Finally, I must dissent entirely from the editorial’s confused final paragraph for several reasons. First, it takes no account of the fact that the future of abortion rights is now in the hands of the U.S. Supreme Court. Second, even if Roe is declared unconstitutional, the most likely outcome would be a checkerboard of states that do or do not restrict abortion in one way or another. Ideally, the rejection of Roe would lead to something like the European solutions, which try to balance the rights of the fetus with the rights of pregnant women. At the very least, the federal government should not fund a procedure that so divides the nation. Let those who support abortion rights privately provide for the funding of the procedure. Likewise, the Catholic Church and others who find abortion morally intolerable should provide financial and other aid to women in need who opt not to terminate their pregnancies. At least we can dream, can’t we?

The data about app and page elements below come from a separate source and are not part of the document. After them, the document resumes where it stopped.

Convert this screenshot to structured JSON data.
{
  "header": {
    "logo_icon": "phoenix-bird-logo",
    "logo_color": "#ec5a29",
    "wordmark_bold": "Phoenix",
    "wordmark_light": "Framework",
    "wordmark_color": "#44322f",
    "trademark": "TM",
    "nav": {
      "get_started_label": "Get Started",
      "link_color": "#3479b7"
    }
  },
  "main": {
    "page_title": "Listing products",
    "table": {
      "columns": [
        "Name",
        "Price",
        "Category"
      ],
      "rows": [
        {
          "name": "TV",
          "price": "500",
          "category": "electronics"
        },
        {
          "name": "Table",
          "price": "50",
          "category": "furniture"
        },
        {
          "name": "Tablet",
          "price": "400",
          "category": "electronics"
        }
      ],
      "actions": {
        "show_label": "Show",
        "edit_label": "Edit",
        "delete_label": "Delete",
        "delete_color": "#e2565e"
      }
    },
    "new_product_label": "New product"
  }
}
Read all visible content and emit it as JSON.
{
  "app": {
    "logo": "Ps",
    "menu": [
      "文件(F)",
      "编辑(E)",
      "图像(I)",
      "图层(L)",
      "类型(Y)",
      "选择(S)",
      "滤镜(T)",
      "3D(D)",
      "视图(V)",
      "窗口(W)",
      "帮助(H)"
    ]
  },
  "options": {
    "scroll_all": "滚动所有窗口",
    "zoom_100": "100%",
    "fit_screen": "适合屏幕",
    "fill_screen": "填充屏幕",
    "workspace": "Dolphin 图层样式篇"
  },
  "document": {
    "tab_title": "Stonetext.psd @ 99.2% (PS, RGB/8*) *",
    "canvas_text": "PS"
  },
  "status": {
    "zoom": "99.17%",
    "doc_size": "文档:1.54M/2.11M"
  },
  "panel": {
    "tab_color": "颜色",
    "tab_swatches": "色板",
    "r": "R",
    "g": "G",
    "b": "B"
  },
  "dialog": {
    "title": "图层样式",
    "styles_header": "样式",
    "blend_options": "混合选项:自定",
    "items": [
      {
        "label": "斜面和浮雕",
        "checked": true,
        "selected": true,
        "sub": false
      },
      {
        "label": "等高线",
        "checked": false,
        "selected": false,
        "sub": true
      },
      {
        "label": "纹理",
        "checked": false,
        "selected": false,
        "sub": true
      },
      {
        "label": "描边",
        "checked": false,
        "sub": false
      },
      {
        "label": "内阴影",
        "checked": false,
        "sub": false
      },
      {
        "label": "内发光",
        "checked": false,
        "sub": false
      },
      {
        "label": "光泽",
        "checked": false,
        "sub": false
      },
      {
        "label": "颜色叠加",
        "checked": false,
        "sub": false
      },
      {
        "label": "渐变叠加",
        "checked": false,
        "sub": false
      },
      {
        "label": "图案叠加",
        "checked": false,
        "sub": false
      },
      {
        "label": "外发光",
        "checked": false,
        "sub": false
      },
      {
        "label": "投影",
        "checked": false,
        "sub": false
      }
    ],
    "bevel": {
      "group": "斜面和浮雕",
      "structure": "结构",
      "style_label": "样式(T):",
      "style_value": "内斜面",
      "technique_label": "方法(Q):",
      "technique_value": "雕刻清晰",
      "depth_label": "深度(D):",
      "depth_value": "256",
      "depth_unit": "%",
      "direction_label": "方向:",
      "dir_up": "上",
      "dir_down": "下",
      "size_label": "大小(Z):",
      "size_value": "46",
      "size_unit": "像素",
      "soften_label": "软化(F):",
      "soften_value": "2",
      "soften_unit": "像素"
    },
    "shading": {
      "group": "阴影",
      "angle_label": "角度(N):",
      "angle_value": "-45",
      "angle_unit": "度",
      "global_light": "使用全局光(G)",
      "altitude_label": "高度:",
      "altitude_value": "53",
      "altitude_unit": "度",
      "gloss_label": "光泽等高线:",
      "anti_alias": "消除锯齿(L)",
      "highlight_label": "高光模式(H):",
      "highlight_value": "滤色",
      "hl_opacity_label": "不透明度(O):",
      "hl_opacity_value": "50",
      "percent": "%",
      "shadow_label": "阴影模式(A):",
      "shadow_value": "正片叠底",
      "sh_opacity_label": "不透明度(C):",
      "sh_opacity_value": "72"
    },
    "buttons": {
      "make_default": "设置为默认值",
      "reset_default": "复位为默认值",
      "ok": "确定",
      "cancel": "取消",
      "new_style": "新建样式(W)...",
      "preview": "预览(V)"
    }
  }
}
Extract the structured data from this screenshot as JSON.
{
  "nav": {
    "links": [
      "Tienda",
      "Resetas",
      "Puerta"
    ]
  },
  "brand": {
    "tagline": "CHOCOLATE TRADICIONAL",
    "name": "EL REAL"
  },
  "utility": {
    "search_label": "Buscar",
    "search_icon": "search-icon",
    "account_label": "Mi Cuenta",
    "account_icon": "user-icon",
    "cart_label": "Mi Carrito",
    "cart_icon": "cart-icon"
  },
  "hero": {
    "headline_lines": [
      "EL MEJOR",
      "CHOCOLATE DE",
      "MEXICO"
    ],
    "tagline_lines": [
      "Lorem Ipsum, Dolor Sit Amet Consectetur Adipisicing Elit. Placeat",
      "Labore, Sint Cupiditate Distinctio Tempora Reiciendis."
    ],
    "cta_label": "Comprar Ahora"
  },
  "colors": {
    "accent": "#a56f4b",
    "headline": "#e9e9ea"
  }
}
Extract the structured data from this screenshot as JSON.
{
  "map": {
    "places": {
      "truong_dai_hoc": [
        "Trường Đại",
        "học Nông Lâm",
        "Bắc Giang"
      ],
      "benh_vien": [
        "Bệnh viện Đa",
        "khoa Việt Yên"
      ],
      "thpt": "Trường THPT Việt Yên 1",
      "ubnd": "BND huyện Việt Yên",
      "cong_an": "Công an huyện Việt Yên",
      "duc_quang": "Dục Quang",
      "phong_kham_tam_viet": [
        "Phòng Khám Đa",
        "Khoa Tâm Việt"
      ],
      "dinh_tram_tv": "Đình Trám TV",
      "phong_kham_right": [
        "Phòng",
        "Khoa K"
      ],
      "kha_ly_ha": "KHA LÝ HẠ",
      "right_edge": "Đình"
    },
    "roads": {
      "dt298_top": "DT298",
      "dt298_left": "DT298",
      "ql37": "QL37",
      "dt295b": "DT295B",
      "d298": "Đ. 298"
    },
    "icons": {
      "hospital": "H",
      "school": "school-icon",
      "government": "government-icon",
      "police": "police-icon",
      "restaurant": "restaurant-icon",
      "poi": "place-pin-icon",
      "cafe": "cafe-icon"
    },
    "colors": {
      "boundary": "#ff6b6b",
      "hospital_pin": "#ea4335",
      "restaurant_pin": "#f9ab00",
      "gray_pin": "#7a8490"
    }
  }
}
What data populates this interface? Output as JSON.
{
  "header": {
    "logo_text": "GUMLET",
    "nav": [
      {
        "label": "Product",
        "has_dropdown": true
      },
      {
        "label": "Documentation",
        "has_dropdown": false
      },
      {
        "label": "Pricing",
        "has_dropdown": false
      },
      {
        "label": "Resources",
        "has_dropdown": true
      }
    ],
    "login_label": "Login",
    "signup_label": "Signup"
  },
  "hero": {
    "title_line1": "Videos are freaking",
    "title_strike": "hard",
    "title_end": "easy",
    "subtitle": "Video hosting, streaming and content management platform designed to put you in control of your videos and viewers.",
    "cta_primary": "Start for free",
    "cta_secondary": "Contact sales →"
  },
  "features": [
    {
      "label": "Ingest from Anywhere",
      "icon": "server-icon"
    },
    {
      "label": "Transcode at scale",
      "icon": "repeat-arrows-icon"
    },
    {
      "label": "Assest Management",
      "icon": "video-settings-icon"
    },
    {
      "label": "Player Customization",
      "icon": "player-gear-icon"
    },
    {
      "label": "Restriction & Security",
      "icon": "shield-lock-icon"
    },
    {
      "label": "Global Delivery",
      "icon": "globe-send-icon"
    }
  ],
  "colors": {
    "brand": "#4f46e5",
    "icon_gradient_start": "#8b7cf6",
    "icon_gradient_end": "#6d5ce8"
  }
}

THE EDITORS REPLY:
We thank Kenneth Woodward for his letter, which makes several good points, none of which contradict our editorial. Woodward is right to challenge the inconsistency and apparent opportunism of President Biden’s position on abortion as it has evolved over the decades, but that is not what our editorial was about. Nor did we argue that “some two hundred forty Catholic bishops are all of just one mind or the other on such a complex weave of moral, political, and pastoral concerns.” We knew very well when we wrote the editorial that fifty-five bishops had voted against the proposal to draft a document on the Eucharist, with six others abstaining. It’s obvious, to us and everyone else, that not all the U.S. bishops are of “one mind” on the matter.
Why would that many bishops vote against the proposed document? Perhaps it’s because, as Woodward acknowledges, Archbishop José Gomez’s response to Joe Biden’s election has generally been “ill-considered,” which means that the document—whatever form it finally takes—will remain inextricably linked to the question of Biden and Communion. That does not mean, as Woodward correctly notes, “that a vote in favor of issuing a document next fall, was a vote against the president.” Indeed, the document may turn out to be little more than a reminder of what is expected of Catholics who want to receive Communion. Even so, this episode would still fit a troubling pattern of erratic, counterproductive political gambits from the USCCB under Gomez’s leadership: tone-deaf statements that eventually are walked back; working groups that cause a stir and are disbanded a few months later; disputes about the new president that are softened into questions of “Eucharistic coherence.”
We hope our editorial provided a way to think about these matters that is more helpful than some of the more familiar ones. Rather than argue against “weaponizing” the Eucharist or leaning on a facile public/private distinction, we underscored that “translating even very important moral proscriptions into laws is a complicated matter, requiring prudence and admitting of disagreement.” This is precisely the approach that will be needed if, as Woodward hopes, the Supreme Court strikes down Roe v. Wade. That event would require a humble, prudent response from Catholic leaders as they navigated the complexity of different legislative proposals in different states. To repurpose Woodward’s phrase, there is no way to loose the “Gordian knot” of abortion politics all at once. It will require patience, careful distinctions, and a willingness to engage with the unpersuaded.